-- Working data follows --

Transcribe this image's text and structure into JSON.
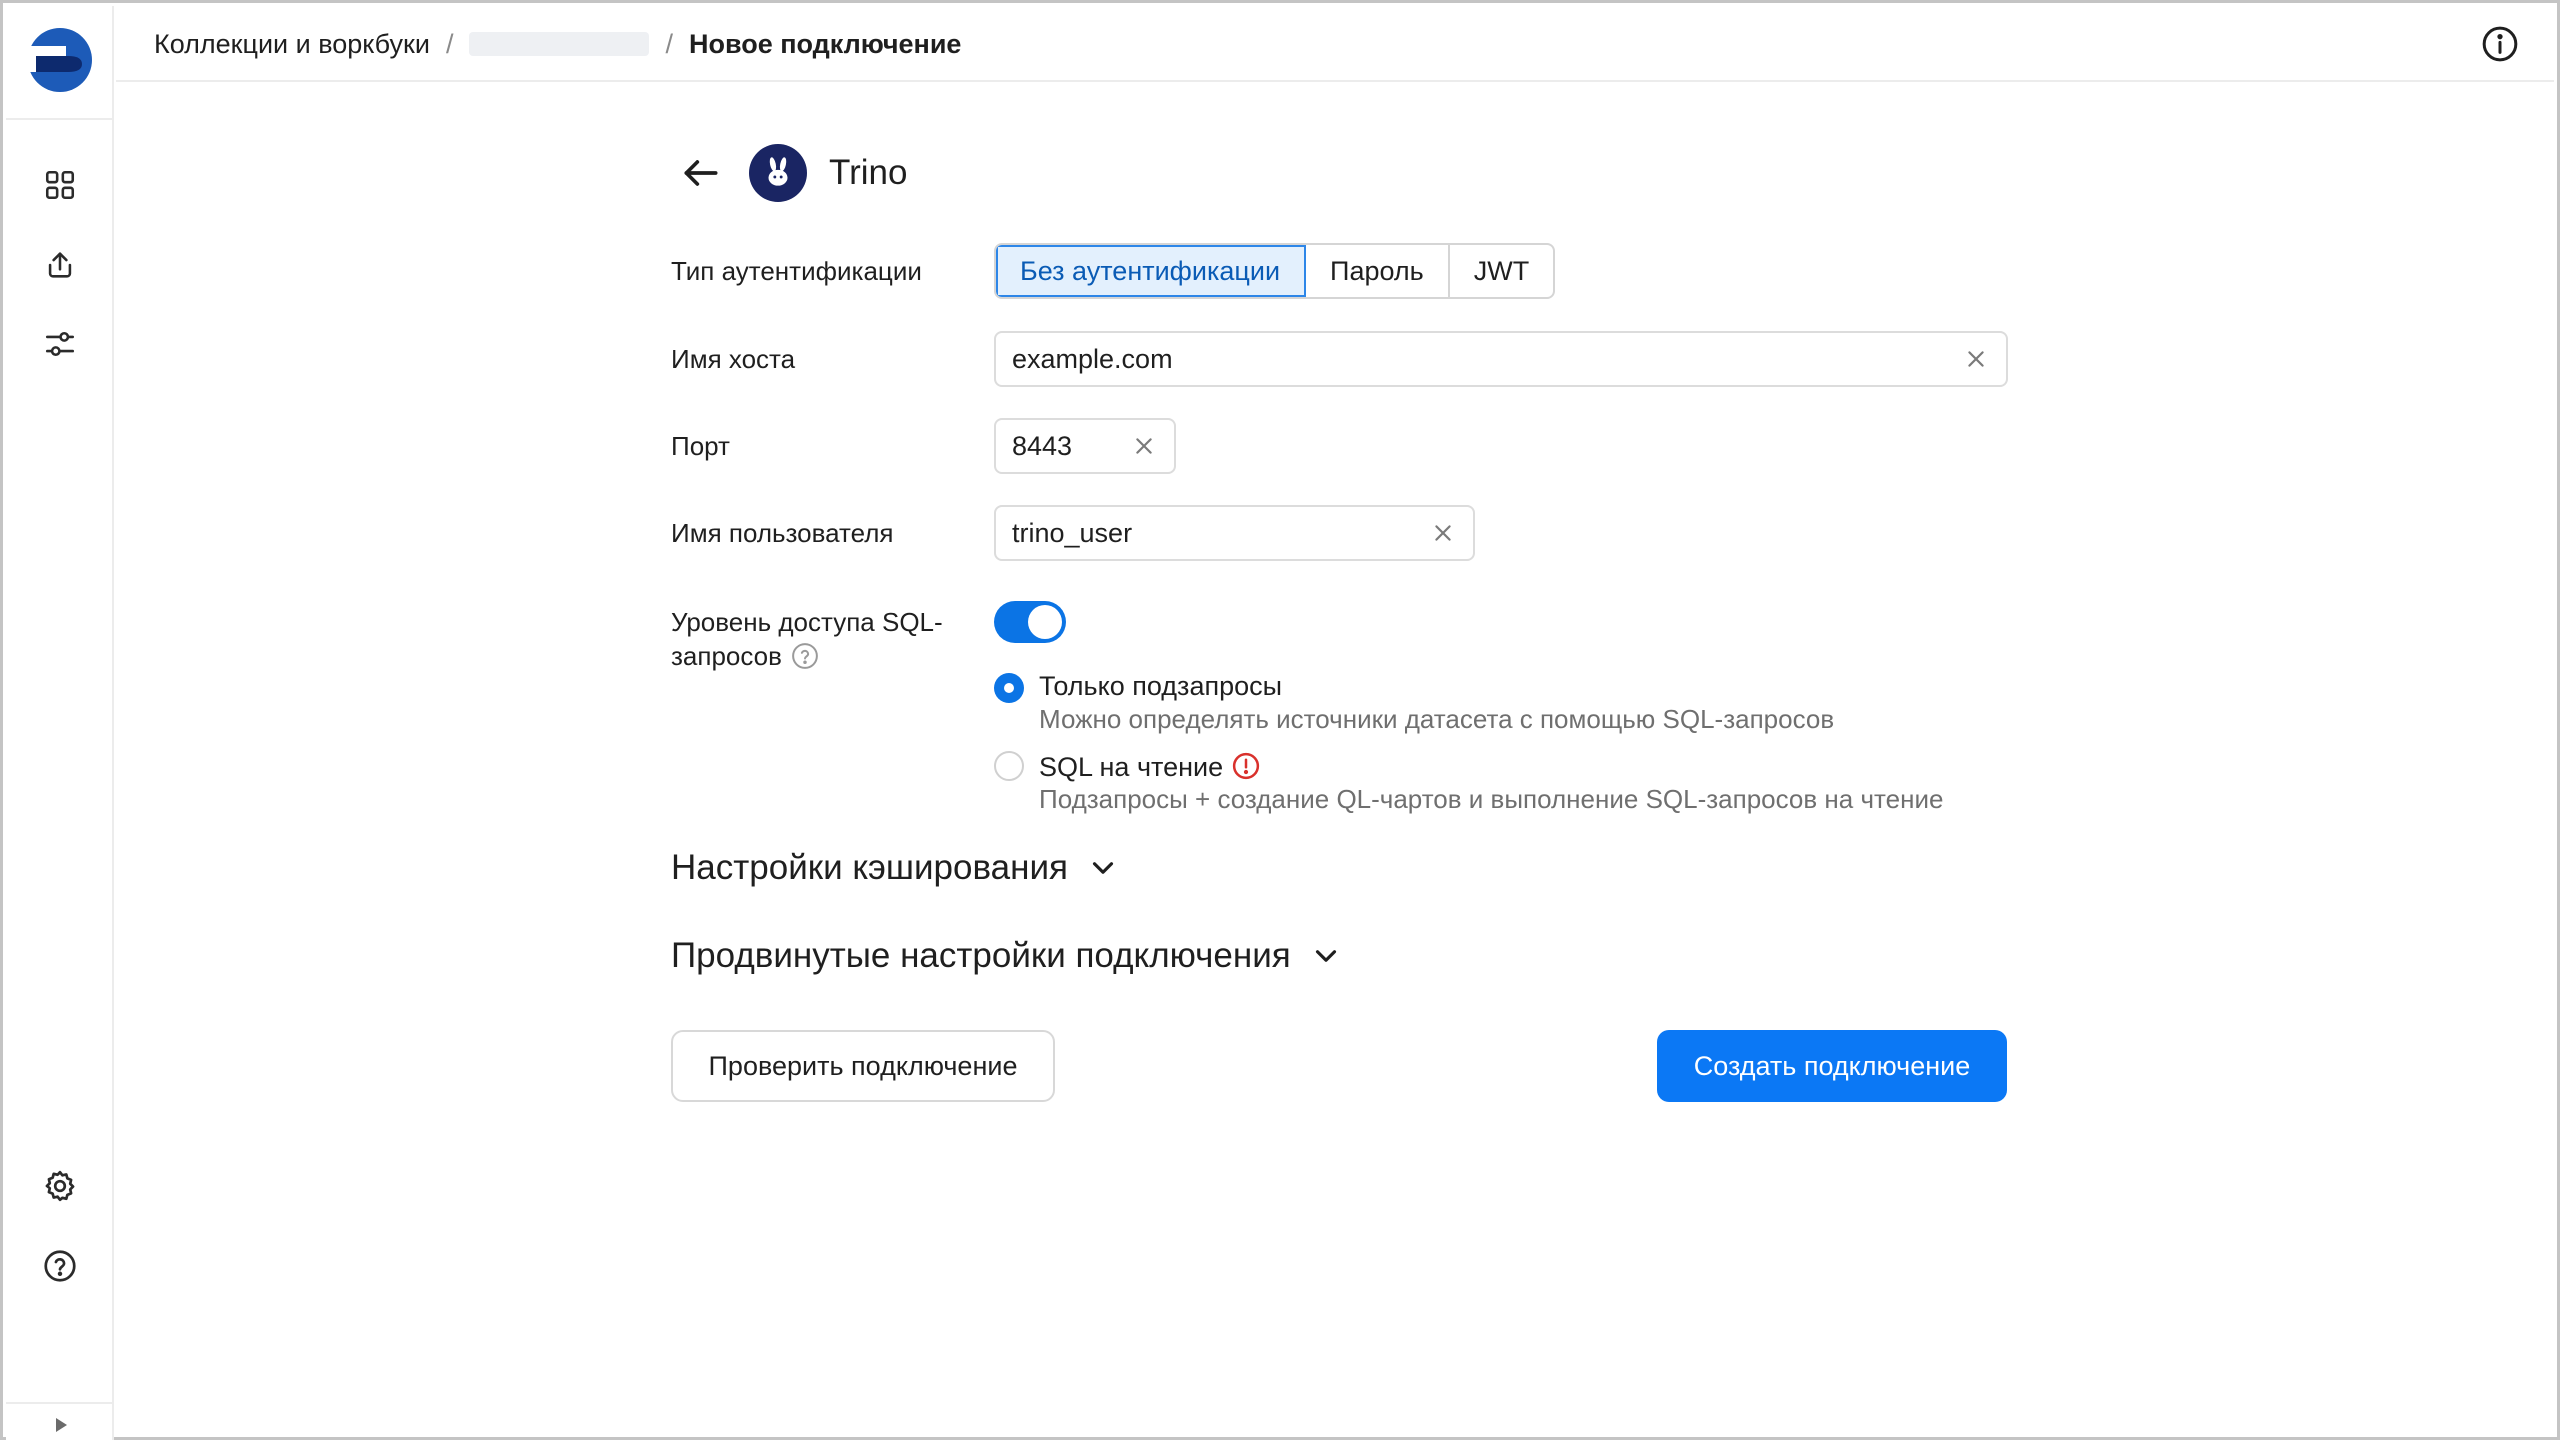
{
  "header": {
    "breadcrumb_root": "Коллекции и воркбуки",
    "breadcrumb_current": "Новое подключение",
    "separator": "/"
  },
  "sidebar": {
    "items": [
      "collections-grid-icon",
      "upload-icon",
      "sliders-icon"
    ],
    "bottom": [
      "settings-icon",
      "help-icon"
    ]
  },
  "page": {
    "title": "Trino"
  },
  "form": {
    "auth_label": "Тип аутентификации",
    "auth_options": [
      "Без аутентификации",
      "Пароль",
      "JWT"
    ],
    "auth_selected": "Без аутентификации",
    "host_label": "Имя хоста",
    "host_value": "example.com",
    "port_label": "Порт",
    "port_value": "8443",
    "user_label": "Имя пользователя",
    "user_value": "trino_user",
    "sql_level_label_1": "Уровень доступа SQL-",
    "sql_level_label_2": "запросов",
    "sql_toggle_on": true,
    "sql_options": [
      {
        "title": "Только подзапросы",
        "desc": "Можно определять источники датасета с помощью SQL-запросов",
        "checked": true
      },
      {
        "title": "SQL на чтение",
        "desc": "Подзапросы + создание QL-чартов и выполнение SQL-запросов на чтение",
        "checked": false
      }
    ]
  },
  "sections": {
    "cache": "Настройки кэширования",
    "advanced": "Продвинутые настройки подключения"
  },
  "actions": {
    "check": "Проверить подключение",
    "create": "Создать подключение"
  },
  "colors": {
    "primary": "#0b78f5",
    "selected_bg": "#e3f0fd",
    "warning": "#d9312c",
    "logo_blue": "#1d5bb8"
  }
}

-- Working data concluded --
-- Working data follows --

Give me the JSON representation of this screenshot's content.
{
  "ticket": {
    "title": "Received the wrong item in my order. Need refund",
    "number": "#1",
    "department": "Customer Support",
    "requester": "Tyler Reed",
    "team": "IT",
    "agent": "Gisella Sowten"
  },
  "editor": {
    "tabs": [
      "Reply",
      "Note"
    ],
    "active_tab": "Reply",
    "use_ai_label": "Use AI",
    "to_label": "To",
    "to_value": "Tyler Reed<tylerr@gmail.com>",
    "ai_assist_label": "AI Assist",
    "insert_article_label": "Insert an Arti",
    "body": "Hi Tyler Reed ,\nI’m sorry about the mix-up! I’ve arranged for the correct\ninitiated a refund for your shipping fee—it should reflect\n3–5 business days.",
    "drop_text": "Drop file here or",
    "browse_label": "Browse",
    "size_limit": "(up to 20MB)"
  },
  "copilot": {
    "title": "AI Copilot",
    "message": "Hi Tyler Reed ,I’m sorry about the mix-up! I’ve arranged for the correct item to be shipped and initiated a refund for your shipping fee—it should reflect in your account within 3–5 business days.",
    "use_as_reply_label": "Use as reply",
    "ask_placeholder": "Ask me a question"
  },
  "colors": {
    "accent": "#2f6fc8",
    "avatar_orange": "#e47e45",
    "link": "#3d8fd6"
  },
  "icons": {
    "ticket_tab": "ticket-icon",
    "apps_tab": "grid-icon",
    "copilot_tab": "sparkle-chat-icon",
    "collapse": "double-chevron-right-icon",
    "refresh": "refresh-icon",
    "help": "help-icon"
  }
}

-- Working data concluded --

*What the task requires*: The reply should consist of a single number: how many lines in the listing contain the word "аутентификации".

*Reply to the exercise*: 3